Yes, we have more than one Big Green Egg. In the picture you see our "large" and our "small" eggs. The BGE is made of ceramic, burns lump charcoal, and functions as a grill, oven or smoker. The construction is patterned after the kamado style cookers found in the orient.

The unique construction allows one to quickly build hot fires up to 1000 degrees (F) or hold low temperatures around 200 degrees for hours at a time. At the same time, the cooker seems to hold in moisture for some of the juciest meat entrees ever.

We bought our first BGE (the Large) while traveling through Kentucky in 2003. It is a heavy sucker but we used it at many campsites and were generally impressed with its ability to do steaks and roasts. Then we got it home and started doing low and slow as well as baking bread and pizzas. Needless to say, we fell in love with it.

But, I didn't look forward to dragging it along camping again. Moreover, we bought a new fifth wheel and I wasn't at all sure I had a place to carry the big egg. So, I sprang for the "small" and devised a way to carry it with us including a specially crafted table designed to fit in the pickup bed under the fiver. This has worked so well, I have included a page dedicated to the camp egg idea.

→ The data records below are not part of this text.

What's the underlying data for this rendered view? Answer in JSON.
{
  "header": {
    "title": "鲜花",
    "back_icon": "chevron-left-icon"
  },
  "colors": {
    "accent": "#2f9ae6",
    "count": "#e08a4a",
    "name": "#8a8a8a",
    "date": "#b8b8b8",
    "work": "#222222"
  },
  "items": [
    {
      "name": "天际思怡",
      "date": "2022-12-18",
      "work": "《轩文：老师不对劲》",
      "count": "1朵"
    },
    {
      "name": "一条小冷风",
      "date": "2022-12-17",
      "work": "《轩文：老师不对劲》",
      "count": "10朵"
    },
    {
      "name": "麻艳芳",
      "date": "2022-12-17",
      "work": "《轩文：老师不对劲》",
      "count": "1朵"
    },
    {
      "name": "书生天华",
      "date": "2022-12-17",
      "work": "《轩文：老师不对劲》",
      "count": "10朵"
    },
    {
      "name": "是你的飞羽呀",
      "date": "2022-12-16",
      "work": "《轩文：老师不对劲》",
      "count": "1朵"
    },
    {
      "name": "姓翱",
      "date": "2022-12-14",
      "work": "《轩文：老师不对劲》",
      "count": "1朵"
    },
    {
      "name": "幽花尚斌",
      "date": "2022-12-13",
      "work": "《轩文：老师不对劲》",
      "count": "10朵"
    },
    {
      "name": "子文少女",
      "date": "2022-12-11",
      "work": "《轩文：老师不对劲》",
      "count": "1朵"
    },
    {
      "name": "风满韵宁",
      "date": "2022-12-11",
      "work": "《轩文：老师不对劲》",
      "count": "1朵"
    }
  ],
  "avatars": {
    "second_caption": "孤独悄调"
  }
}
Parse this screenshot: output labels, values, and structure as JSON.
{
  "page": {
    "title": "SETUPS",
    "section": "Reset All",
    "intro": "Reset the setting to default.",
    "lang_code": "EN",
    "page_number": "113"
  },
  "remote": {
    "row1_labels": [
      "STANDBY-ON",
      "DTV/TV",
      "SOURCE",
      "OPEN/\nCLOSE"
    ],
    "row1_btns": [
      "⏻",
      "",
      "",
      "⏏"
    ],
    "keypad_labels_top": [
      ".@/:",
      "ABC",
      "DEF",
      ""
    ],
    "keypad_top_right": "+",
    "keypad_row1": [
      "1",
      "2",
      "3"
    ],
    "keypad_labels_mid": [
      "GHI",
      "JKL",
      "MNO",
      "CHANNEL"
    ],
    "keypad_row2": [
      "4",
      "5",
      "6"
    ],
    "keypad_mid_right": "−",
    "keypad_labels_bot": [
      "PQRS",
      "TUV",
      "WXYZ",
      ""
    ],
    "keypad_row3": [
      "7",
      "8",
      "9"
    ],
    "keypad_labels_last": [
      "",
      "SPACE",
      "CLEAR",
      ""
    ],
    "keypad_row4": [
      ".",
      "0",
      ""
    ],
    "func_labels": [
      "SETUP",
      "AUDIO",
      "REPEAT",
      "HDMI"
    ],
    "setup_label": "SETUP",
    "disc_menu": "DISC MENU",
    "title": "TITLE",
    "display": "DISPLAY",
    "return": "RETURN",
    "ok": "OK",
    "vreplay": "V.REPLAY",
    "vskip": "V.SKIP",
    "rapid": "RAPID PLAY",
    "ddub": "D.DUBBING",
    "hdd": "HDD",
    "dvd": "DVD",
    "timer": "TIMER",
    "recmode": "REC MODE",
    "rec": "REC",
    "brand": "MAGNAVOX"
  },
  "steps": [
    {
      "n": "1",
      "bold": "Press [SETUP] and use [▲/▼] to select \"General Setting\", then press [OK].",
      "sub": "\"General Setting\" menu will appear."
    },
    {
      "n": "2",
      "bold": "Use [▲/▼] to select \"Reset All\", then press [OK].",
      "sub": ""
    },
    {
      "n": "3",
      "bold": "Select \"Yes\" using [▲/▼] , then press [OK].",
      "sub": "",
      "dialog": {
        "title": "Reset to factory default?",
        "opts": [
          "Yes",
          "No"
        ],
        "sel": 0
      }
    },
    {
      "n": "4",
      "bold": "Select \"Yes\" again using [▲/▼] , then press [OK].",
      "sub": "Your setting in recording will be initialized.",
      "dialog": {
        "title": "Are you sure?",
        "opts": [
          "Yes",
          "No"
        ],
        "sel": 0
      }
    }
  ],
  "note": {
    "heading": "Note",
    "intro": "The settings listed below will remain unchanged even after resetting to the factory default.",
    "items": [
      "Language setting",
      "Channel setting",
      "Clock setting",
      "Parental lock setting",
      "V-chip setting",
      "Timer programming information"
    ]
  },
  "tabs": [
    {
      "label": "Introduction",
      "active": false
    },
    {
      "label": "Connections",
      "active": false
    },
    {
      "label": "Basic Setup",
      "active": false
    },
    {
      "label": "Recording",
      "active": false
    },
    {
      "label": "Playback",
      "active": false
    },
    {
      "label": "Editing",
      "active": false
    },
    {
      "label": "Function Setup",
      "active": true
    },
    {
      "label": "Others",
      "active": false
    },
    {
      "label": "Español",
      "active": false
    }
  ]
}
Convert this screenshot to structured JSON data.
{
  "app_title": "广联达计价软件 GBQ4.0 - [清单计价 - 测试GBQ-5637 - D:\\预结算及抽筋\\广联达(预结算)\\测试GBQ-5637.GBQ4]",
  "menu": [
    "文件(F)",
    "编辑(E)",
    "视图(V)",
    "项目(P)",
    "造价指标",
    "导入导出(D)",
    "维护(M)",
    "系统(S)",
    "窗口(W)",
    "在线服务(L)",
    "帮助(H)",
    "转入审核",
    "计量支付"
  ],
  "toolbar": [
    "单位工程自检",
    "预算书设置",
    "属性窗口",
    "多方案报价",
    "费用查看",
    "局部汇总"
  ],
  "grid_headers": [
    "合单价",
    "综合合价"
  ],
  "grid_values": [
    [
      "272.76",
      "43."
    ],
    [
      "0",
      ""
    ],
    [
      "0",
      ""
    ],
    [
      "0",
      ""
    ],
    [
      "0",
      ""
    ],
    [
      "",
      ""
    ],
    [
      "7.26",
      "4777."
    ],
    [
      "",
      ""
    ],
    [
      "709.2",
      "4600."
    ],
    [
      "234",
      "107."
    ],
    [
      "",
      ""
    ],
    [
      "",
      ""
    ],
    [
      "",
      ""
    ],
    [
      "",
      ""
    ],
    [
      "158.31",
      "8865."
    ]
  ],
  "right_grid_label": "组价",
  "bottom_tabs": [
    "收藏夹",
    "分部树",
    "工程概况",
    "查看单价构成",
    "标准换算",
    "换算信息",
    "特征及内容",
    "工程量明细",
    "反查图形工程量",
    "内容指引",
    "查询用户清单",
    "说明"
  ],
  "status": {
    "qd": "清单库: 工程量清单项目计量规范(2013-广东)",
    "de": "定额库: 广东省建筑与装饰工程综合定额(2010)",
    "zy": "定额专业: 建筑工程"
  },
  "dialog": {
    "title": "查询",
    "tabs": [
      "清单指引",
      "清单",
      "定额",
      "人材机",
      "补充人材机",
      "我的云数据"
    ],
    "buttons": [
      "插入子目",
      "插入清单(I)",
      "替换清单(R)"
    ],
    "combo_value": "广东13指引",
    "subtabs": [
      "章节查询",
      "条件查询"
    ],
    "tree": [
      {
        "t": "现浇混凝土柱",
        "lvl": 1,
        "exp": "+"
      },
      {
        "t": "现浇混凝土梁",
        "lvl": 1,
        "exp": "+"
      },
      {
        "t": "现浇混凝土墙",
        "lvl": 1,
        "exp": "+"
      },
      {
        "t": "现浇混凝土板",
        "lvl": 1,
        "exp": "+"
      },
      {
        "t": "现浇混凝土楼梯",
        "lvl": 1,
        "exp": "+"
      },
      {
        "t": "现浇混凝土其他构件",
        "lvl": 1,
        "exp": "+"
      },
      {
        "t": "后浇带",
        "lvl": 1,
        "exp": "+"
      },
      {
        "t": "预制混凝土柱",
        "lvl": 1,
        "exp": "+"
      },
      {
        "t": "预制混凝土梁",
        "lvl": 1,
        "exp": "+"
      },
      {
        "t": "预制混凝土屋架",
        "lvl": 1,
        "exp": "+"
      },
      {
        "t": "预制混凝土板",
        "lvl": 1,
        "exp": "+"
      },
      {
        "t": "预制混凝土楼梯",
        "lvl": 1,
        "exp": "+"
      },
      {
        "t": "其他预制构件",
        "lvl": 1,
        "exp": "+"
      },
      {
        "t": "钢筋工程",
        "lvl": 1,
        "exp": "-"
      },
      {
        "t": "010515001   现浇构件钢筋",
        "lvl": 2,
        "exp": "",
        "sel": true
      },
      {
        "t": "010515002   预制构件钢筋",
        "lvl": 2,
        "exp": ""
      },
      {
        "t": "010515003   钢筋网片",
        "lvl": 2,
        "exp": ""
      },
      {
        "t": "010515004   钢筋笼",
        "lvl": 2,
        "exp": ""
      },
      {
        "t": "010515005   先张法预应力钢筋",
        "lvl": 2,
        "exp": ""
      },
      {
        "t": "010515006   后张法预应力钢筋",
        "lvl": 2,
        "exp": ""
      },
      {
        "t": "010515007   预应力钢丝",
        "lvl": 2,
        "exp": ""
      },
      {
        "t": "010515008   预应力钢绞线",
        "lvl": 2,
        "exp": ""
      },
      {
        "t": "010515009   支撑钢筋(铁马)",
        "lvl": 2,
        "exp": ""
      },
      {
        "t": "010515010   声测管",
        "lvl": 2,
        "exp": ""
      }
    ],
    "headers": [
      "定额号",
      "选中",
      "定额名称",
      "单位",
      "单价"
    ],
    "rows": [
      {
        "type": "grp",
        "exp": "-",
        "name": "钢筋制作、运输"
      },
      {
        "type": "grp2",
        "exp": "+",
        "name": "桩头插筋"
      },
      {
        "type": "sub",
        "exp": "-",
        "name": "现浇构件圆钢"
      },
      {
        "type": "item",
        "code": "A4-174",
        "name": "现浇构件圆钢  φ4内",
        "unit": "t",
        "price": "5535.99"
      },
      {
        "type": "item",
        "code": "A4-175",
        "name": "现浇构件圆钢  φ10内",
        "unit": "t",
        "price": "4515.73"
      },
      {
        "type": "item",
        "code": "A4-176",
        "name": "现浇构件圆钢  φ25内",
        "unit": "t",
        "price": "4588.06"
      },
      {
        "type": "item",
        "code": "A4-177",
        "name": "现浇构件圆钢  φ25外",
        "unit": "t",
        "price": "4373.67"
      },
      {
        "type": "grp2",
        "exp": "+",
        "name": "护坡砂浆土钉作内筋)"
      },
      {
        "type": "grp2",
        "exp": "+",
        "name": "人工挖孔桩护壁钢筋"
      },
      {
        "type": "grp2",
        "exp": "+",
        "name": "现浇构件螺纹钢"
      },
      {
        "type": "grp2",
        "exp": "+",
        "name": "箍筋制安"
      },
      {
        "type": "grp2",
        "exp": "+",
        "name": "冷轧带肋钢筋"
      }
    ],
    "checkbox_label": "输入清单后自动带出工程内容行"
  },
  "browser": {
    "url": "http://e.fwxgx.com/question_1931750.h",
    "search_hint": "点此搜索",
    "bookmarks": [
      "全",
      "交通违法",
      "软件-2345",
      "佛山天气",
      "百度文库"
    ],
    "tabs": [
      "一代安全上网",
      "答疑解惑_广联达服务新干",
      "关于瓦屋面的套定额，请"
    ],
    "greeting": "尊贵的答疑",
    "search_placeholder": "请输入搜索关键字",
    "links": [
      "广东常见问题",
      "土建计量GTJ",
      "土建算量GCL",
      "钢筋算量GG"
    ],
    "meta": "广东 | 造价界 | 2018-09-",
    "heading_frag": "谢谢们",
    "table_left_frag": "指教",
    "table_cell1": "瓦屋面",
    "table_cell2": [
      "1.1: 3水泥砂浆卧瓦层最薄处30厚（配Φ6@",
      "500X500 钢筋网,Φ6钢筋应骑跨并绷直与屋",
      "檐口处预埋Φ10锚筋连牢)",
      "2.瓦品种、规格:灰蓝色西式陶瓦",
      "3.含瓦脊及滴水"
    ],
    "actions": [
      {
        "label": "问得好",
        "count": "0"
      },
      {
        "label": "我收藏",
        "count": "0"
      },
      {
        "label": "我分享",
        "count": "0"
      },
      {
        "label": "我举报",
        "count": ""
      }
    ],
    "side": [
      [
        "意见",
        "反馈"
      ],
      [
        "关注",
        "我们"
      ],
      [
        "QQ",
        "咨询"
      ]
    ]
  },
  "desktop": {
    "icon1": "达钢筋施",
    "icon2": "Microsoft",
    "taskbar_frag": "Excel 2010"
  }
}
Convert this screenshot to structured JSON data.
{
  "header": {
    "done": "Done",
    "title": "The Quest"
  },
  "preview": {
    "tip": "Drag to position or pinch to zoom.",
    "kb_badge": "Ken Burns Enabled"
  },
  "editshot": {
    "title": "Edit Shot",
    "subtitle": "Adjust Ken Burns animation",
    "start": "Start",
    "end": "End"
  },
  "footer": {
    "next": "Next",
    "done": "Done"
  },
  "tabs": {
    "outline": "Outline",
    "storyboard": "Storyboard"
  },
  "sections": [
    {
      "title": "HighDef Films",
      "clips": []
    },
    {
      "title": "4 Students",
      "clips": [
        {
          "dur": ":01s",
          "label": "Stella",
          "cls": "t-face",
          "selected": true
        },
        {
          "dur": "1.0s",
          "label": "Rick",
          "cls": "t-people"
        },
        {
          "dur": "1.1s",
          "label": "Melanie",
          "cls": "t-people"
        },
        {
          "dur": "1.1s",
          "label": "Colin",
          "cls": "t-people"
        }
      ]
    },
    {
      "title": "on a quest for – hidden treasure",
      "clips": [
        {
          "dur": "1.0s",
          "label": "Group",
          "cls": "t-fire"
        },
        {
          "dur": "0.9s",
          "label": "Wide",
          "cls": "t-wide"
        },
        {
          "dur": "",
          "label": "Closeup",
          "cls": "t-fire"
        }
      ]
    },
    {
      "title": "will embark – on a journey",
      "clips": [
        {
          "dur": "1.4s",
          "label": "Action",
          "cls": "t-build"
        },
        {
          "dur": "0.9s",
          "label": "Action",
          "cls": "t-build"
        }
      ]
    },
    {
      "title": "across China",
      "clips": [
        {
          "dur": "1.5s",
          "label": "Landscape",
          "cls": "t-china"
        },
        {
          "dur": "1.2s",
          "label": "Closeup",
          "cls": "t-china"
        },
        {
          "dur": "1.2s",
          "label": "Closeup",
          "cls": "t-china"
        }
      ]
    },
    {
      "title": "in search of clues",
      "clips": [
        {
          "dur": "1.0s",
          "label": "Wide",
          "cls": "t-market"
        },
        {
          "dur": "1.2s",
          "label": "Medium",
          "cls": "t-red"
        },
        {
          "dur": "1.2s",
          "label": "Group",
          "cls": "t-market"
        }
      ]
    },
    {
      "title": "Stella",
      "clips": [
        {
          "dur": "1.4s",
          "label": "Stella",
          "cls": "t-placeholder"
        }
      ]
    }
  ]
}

Everyone has heard of beer can chicken. Here are the first ones we did on the egg. They were soaked for several hours in a honey brine before slow cooking. Notice we really didn't use beer cans. Rather, the chickens are sitting on grill stands. They are cooking "indirect" over a "platesetter" and I used an alluminum pan to catch the drippings. Also, notice the temperature probe in the breast of the chicken on the left. There is another one in the thigh on the right chicken. I always use one or more temperature probes to ensure consistant results. These chickens turned out moist and tasty.

Lately, I have come to favor "spatchcocked" chicken. That is where you cut the back in half and spread the chicken out flat. It is cooked flat on the grill, breast up. This makes it cook very evenly.

One of the great things about the BGE is that you really don't have to turn things to get them to brown all over. In fact the top inside the dome is hotter than the grill surface.

This was our first attempt at Atomic Buffalo Turds (ABT's). There are also some beets I cooked at the same time. Both were excellent.

ABT's are basically stuffed jalapeno peppers wrapped with bacon. They are very good and allow for a range of experimentation. The amount of seeds and placentia left in the pepper will determine how spicy the final result is. The stuffing can range from xcream cheese to pulled pork. My favorite is a mixture of chorizo sausage and cheddar cheese.

I have found that thin slced bacon works much better than the thick stuff. In the picture, you will see I had to resort to tooth picks to keep the bacon in place. This is not necessary if you use thin bacon.

Time on the grill is short -- maybe 30 minutes at 350 degrees.

Victoria's cousin Sharon picked up on this idea and tried a variation where she crisps some pepperoni and mixes it with cheese for the stuffing but skips the bacon wrap altogether. She uses both Jalapenos and yellow hungarian peppers. With this variation, the time on the grill is very short.

The first time I did pulled pork, I got it on at midnight and took it off about noon the next day. It was wrapped in foil until supper time. I actually did two butts at the same time. One we pulled for supper and the other was frozen and sliced later. Both were really, really good. BTW, that is coleslaw in the dish next to the pork. Coleslaw and pulled pork -- makes my mouth water just thinking about it.

This cook was done at 225 degrees. I got up several times during the night to check on the temperature of the egg, but it was locked right in where it was suppossed to be.

Since then, Ihave invested in a "BBQ Guru". This handy little device is a thermostatically controlled fan that is able to set and hold the temperature of the grill to a few degrees over long cooks. I use it for about everything up to grill temperatures of 400 degrees. Above that, I still use the fan to blast fires up to the 700 degrees for searing steaks. More on the BBQ Guru later.

This is just to demonstrate some of the versatility of the egg. When the pork (panel above) was done I heated the grill up to baking temperature and prepared these buns to go with the pork.